Gold and the Uneasy Case for Responsibly Managed Fiat Money

  • William Fellner
Part of the Trade Policy Research Centre book series (TPRC)


In a world in which policy makers who are short-run oriented persist in creating inflationary pressures at rates that cannot be predicted without large margins of error, floating provides the only acceptable exchange-rate arrangement. Lack of predictability is an essential property of such an inflationary setting, because even the limited, short-run stimulus derived from inflation would be unattainable if the inflation rate were correctly foreseen. Thus, to maintain the stimulus, inflation must be accommodated for a while at an accelerating rate, but full accommodation must occasionally be interrupted to prevent the process from getting out of hand at a very early stage. The resulting environment is one of heightened uncertainty and of lowered efficiency.


Monetary Authority Official Price Average Yearly Rate Real Price Gold Price 
These keywords were added by machine and not by the authors. This process is experimental and the keywords may be updated as the learning algorithm improves.


Unable to display preview. Download preview PDF.

Unable to display preview. Download preview PDF.

Notes and References

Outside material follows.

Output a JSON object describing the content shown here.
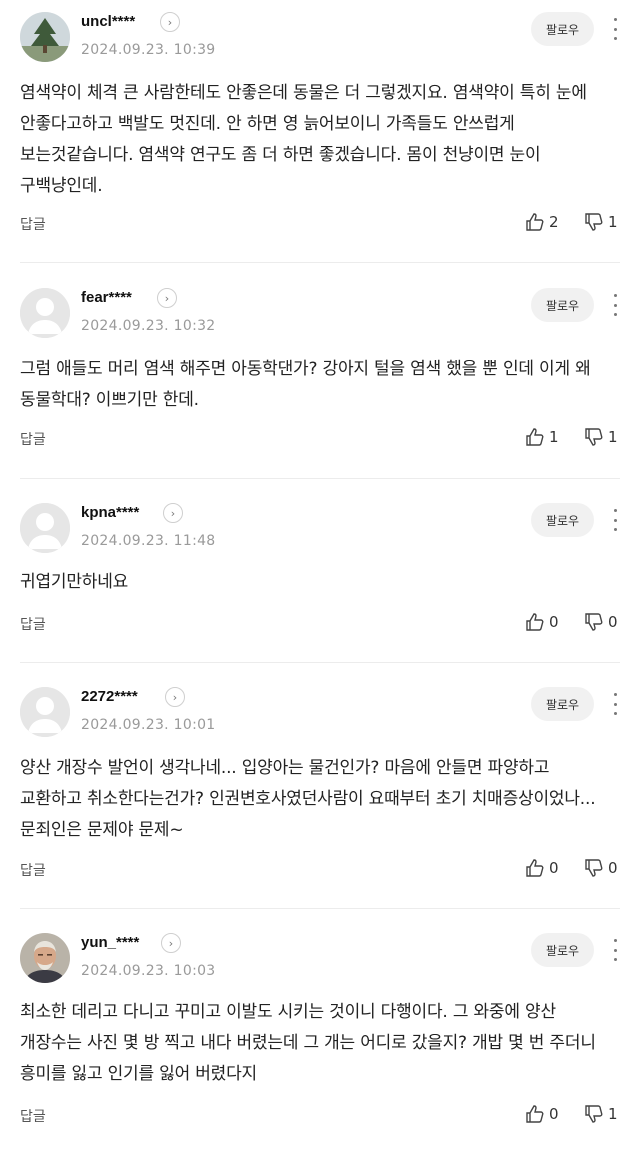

  1. 2.
    Aside from the sources listed under the table, I made use largely of data found in W. John Busschau, Gold and International Liquidity: the Flow of Credit in Relation to Gold in the International Monetary System (Johannesburg: South African Institute of International Affairs, 1961); Peter A. Abken, ‘The Economics of Gold Price Movements’, Economic Review of the Federal Reserve Bank of Richmond, March–April 1980;Google Scholar
  2. W. C. Butterman, ‘Gold’, in the United States Department of the Interior, Bureau of Mines, Minerals Yearbook 1978–79 (Washington: US Government Printing Office, 1979); Hearings Before the Senate Committee on Banking, Housing and Urban Affairs, 96th Congress, S. 2704, 29–30 May 1980 (Washington: US Government Printing Office, 1980), pp. 466 et seq.; estimates used by Edward M. Bernstein in the EMB Reports and kindly put at my disposal;Google Scholar
  3. Phillip Cagan, Determinants and Effects of Changes in the Stock of Money, 1875–1960, Studies in Business Cycles No. 13 (New York and London: Columbia University Press, for the National Bureau of Economic Research, 1965);Google Scholar
  4. Joseph Kitchin, ‘Gold’, in Encyclopaedia of the Social Sciences Vol. VI, (New York: Macmillan, 1931), pp. 689–93; and International Financial Statistics Yearbook 1979 (Washington: International Monetary Fund, 1980). Abken and Bernstein, as well as myself, have made substantial use inter alia of the estimates of Consolidated Gold Fields Ltd, London.Google Scholar
  5. 3.
    Herbert Giersch, Allgemeine Wirtschaftspolitik, Vol. 2: Konjunktur- und Wachstumspolitik in der offenen Wirtschaft, Die Wirtschaftswissenschaften, Reihe B: Volkswirtschaftslehre, Beitrag Nr 10 (Wiesbaden: Gabler, 1977), pp. 177 et seq. CrossRefGoogle Scholar

Copyright information

© Trade Policy Research Centre 1983

Authors and Affiliations

  • William Fellner

There are no affiliations available

Personalised recommendations